- _Exercise goal_
Wherever a line in the records contains the word "JSON", return that line.

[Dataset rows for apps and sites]
....................

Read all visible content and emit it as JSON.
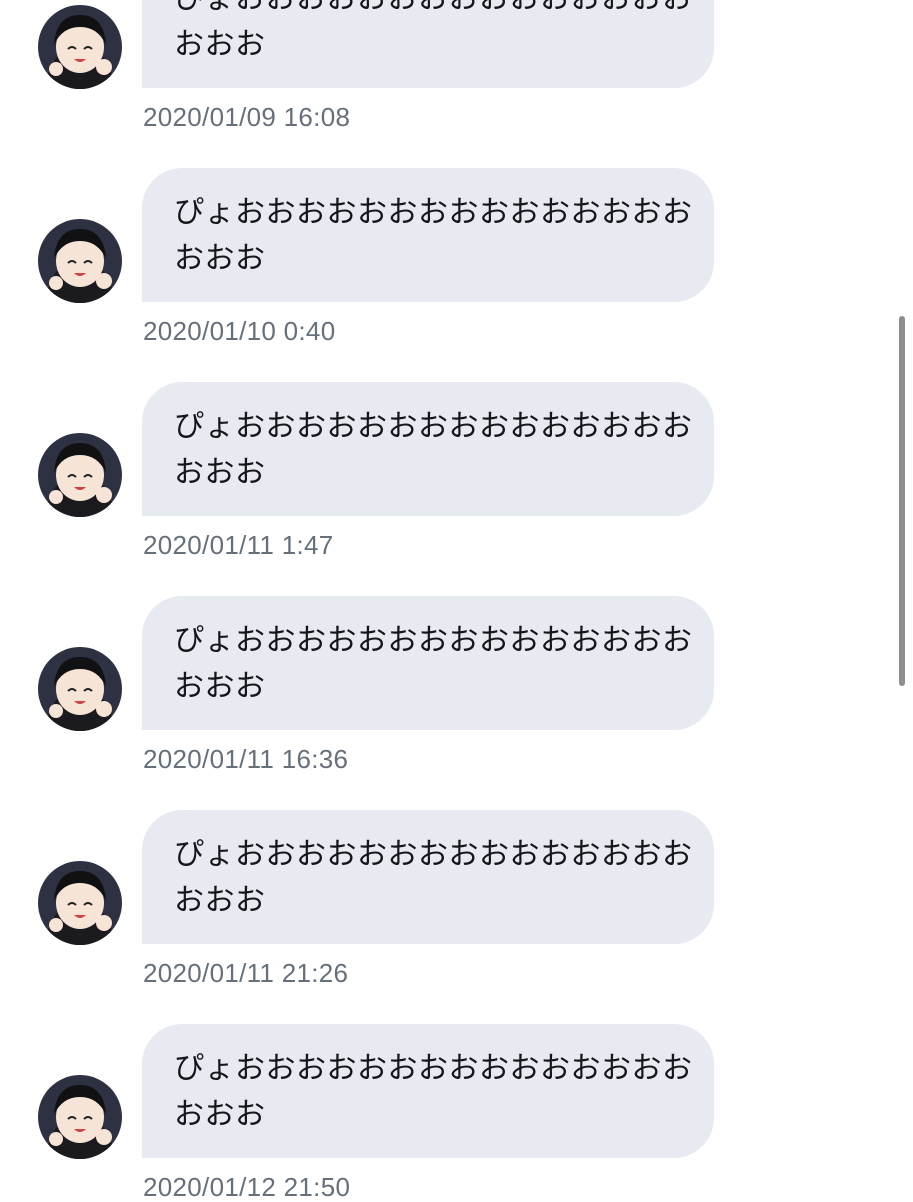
{
  "messages": [
    {
      "text": "ぴょおおおおおおおおおおおおおおおおおお",
      "timestamp": "2020/01/09 16:08",
      "avatar_alt": "user-avatar"
    },
    {
      "text": "ぴょおおおおおおおおおおおおおおおおおお",
      "timestamp": "2020/01/10 0:40",
      "avatar_alt": "user-avatar"
    },
    {
      "text": "ぴょおおおおおおおおおおおおおおおおおお",
      "timestamp": "2020/01/11 1:47",
      "avatar_alt": "user-avatar"
    },
    {
      "text": "ぴょおおおおおおおおおおおおおおおおおお",
      "timestamp": "2020/01/11 16:36",
      "avatar_alt": "user-avatar"
    },
    {
      "text": "ぴょおおおおおおおおおおおおおおおおおお",
      "timestamp": "2020/01/11 21:26",
      "avatar_alt": "user-avatar"
    },
    {
      "text": "ぴょおおおおおおおおおおおおおおおおおお",
      "timestamp": "2020/01/12 21:50",
      "avatar_alt": "user-avatar"
    }
  ],
  "colors": {
    "bubble_background": "#e7eaf1",
    "message_text": "#14171a",
    "timestamp_text": "#66707b",
    "scrollbar": "#8d8d92"
  }
}
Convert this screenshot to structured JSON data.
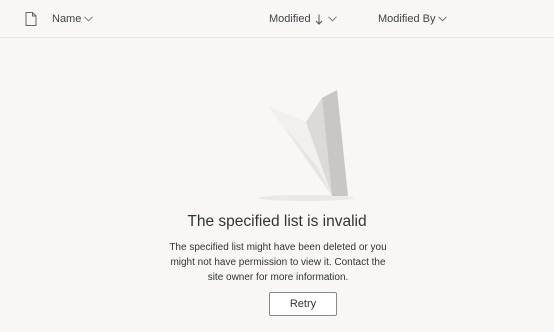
{
  "columns": {
    "file_type_icon": "document-icon",
    "name_label": "Name",
    "modified_label": "Modified",
    "modified_sort_indicator": "↓",
    "modified_by_label": "Modified By"
  },
  "empty_state": {
    "illustration": "paper-airplane-illustration",
    "title": "The specified list is invalid",
    "message": "The specified list might have been deleted or you might not have permission to view it. Contact the site owner for more information.",
    "retry_label": "Retry"
  },
  "colors": {
    "background": "#f8f7f6",
    "text": "#323130",
    "divider": "#e8e6e4",
    "button_border": "#8a8886"
  }
}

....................

- _Finished task_
Read all visible content and emit it as JSON.
Convert this screenshot to structured JSON data.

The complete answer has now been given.